◆ Your objective:
Read through the listing, and wherever a line holds the word "Tuesday", return it.

◆ Task data:
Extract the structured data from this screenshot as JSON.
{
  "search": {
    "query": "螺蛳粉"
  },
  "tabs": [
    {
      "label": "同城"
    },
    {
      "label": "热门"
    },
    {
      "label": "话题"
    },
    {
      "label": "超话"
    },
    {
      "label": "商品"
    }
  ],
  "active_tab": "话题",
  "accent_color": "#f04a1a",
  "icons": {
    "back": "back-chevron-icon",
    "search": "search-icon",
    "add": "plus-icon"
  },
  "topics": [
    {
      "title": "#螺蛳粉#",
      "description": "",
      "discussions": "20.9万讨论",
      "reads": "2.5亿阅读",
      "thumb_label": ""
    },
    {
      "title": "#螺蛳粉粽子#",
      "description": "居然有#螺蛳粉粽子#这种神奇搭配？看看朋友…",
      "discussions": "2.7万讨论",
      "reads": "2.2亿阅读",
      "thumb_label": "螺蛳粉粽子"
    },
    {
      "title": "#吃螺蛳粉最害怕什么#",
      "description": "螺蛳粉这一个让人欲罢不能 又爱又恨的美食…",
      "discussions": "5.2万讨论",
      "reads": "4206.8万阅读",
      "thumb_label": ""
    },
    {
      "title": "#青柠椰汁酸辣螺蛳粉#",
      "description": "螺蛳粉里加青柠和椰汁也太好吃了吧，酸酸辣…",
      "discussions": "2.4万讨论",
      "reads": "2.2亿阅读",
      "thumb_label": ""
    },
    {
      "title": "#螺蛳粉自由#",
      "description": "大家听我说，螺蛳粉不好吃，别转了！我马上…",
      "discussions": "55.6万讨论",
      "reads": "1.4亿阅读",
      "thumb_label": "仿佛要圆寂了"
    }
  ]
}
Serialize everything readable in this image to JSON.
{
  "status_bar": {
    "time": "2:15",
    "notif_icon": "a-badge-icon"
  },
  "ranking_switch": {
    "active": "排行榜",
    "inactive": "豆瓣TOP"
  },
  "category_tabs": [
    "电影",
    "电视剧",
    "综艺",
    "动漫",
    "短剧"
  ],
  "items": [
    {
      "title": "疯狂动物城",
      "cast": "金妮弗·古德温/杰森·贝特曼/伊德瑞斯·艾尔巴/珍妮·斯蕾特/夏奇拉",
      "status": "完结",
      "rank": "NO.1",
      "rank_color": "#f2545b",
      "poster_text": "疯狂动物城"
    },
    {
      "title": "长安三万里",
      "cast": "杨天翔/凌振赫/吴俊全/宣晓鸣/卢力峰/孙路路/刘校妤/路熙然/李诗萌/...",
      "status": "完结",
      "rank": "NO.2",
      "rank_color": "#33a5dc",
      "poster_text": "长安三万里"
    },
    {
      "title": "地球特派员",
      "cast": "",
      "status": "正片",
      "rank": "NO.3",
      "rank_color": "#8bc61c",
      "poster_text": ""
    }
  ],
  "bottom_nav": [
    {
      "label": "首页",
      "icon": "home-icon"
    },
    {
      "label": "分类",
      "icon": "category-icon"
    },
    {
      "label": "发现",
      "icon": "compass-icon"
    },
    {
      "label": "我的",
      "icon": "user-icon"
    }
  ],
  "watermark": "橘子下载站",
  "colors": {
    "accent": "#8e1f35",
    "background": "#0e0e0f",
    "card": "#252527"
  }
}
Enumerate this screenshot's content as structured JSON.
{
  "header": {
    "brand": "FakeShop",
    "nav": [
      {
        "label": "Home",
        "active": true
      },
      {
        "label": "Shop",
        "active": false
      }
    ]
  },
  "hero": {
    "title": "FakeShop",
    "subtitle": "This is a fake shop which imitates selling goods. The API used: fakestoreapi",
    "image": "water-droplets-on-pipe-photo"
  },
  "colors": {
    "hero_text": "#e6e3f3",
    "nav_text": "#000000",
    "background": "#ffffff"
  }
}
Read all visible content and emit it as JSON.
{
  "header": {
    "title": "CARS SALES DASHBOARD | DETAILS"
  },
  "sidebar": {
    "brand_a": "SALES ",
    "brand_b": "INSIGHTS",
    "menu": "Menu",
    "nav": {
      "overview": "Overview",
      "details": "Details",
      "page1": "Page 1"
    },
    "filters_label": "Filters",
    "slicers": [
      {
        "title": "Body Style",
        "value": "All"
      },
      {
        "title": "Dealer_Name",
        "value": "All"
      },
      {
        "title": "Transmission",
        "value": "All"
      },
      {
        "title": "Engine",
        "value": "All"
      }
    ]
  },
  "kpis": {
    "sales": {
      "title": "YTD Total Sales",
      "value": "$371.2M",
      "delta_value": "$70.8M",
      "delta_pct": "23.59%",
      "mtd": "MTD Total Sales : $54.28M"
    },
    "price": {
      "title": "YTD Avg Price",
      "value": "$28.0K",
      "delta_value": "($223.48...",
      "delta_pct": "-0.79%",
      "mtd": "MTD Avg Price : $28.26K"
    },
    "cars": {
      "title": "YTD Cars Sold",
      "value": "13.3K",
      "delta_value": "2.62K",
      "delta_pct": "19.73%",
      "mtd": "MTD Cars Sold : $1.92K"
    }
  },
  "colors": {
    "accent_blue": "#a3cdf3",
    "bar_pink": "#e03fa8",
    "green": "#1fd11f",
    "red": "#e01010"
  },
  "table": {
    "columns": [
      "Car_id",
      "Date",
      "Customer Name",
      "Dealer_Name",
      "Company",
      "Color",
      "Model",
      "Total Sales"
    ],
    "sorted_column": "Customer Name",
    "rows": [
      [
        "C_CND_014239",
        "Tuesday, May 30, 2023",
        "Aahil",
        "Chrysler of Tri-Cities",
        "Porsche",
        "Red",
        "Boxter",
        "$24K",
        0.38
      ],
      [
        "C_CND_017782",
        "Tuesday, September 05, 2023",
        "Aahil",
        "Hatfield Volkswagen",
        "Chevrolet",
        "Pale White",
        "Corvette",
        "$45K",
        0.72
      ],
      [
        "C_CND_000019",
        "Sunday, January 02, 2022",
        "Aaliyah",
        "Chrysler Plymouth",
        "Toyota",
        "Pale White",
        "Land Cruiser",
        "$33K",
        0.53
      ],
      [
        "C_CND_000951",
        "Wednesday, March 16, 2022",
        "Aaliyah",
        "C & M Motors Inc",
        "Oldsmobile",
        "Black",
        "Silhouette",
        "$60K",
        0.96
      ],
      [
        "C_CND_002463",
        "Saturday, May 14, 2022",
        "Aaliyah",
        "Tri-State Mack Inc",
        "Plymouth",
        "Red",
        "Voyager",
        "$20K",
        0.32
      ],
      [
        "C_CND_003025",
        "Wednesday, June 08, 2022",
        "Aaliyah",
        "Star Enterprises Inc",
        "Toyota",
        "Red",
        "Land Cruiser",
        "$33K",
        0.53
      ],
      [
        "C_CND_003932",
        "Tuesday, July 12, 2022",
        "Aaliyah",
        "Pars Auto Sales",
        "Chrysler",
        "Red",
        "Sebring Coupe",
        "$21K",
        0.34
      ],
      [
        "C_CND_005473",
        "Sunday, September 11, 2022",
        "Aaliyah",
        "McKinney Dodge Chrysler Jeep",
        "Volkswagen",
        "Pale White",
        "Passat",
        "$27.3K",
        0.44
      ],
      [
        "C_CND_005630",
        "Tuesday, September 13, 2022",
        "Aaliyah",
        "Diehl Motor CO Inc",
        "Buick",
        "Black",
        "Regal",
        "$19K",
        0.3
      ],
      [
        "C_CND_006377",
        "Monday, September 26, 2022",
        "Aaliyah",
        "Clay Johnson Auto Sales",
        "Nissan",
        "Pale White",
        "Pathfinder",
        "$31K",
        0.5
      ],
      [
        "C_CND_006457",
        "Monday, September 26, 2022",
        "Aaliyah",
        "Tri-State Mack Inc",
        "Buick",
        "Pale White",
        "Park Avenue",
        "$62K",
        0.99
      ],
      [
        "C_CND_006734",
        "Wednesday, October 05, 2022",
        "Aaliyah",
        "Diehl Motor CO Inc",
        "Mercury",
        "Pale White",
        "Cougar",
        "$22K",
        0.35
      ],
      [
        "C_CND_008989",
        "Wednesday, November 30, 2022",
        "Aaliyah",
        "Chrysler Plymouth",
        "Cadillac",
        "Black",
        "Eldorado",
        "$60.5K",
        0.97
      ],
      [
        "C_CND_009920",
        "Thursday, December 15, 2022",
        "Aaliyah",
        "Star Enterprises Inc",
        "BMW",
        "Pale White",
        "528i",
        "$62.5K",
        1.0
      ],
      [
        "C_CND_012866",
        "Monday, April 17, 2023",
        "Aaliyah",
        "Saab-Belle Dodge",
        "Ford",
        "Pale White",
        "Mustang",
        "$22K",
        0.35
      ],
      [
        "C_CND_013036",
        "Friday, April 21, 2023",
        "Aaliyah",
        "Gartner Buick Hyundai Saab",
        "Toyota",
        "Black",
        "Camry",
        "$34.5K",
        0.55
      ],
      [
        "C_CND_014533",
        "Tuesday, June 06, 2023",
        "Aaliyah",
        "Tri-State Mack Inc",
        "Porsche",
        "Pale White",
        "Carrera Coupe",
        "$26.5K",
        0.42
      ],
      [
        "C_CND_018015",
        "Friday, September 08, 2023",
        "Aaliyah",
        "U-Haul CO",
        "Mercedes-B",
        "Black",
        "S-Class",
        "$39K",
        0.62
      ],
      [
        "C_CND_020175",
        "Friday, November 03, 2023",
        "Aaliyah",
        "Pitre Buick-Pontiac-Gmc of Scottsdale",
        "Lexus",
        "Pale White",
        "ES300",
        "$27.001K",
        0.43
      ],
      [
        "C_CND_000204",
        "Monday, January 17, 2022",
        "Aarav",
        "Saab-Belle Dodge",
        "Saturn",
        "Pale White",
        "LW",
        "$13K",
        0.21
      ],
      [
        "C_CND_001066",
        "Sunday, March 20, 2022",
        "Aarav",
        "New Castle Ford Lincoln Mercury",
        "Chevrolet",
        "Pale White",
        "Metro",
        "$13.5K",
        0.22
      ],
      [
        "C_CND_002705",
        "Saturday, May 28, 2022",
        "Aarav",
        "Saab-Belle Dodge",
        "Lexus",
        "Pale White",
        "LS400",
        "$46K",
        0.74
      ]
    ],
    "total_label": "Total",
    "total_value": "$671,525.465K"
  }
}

◆ Exercise result:
        "Tuesday, May 30, 2023",
        "Tuesday, September 05, 2023",
        "Tuesday, July 12, 2022",
        "Tuesday, September 13, 2022",
        "Tuesday, June 06, 2023",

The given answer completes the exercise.